BMS201 - Control of the Internal Environment (10 credits)
Module Co-Ordinator: Dr M. Cambray-Deakin
This module aims to provide students with an increased knowledge and understanding of the principles of human cardiovascular, respiratory and renal cell biology and physiology, building on the foundations established in Level 1 modules.
The course content is divided into three main blocks covering: heart and circulation (7 lectures), respiratory system (6 lectures), and renal system (3 lectures). The cardiovascular system section deals first with the initiation and conduction of electrical activity evoked during the contraction of the heart and describes how this is generated by the changes in individual cardiac cell membrane potential. Pressure and volume changes in the heart and vasculature throughout the cardiac cycle are covered in detail, as is the microcirculation. Also included are a section regarding the control of the heart and circulation by intrinsic and extrinsic mechanisms, discussion of heart – vessel coupling. The respiration block covers the mechanics of ventilation, examining factors that affect the elastic recoil of the lungs and airway resistance. Ventilation – perfusion relationships are considered.
The generation of rhythmic respiration by the respiratory centres of the brain and its modification by mechanical and chemical reflexes are discussed. The renal lectures will examine three separate topics linked to cardiovascular and respiratory physiology: the glomerulus and its role in the formation of an ultrafiltrate; urine concentration; the roles of blood buffers, respiration and the renal system in acid – base homeostasis. A study of hypertension, to show how renal, respiratory, and cardiovascular systems are involved, concludes the module.
In line with the general degree course objectives, on completion of this module students should have enhanced their understanding of the areas of cardiovascular, respiratory and renal physiology and should be able to:
- describe the conduction of electrical activity through the heart and produce annotated diagrams demonstrating the cardiac and pacemaker action potentials.
- describe normal and some abnormal changes in blood pressure and flow that occur throughout the cardiovascular system during the cardiac cycle and relate them to the ECG and valve movements.
- list the intrinsic and extrinsic factors affecting cardiac output.
- explain how circulatory biophysics affect blood pressures and flow.
- describe blood flow through capillaries, tissue fluid production and oedema.
- describe the control of the peripheral circulation by intrinsic and extrinsic factors.
- explain how central nervous system control is involved in governing the cardiovascular system.
- define compliance and explain what it measures.
- explain the significance and special properties of the fluid lining the lungs.
- define airway resistance and describe the mechanical and chemical factors that affect it.
- describe normal regional variations in blood flow and ventilation
- assess the significance of the ventilation – perfusion ratio.
- give an account of the regions of the brain responsible for a normal respiratory pattern.
- give an account of the mechanical reflexes that modify the respiratory rhythm.
- describe the locations of peripheral and central chemoreceptors and the factors that stimulate them.
- describe the forces that regulate the production of a glomerular ultrafiltrate.
- calculate the clearance of a substance.
- describe the transport processes involved in the production of a concentrated urine.
- explain how alterations in body acid – base balance modify the blood, respiratory and renal systems.
The module will be taught by traditional 50-minute lectures, with a modular tutorial at the end of the course.
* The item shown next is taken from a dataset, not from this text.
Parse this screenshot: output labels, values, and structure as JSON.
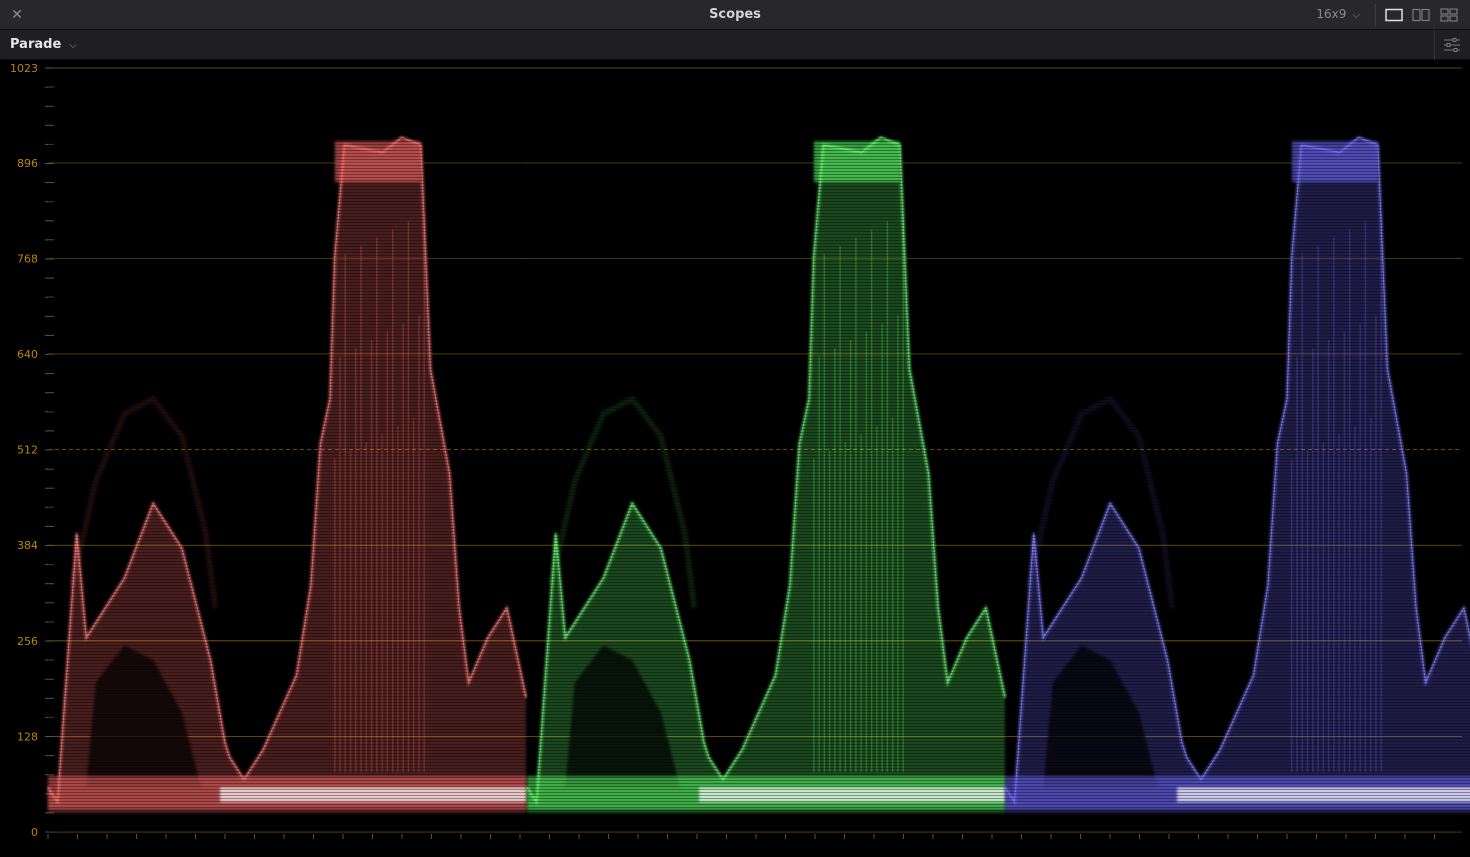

The module will be supplemented by a Figures book. Feedback is provided via self-assessment sample questions placed on the module Web page.
The module is assessed by a 90 minute combined examination with a multiple - choice, guessing-corrected section and a short-answer or essay section. The multiple choice section should last 60 minutes and will account for 2/3 rds of the final score. The essay/short answer section should last 30 minutes and contribute 1/3 rd to the assessment.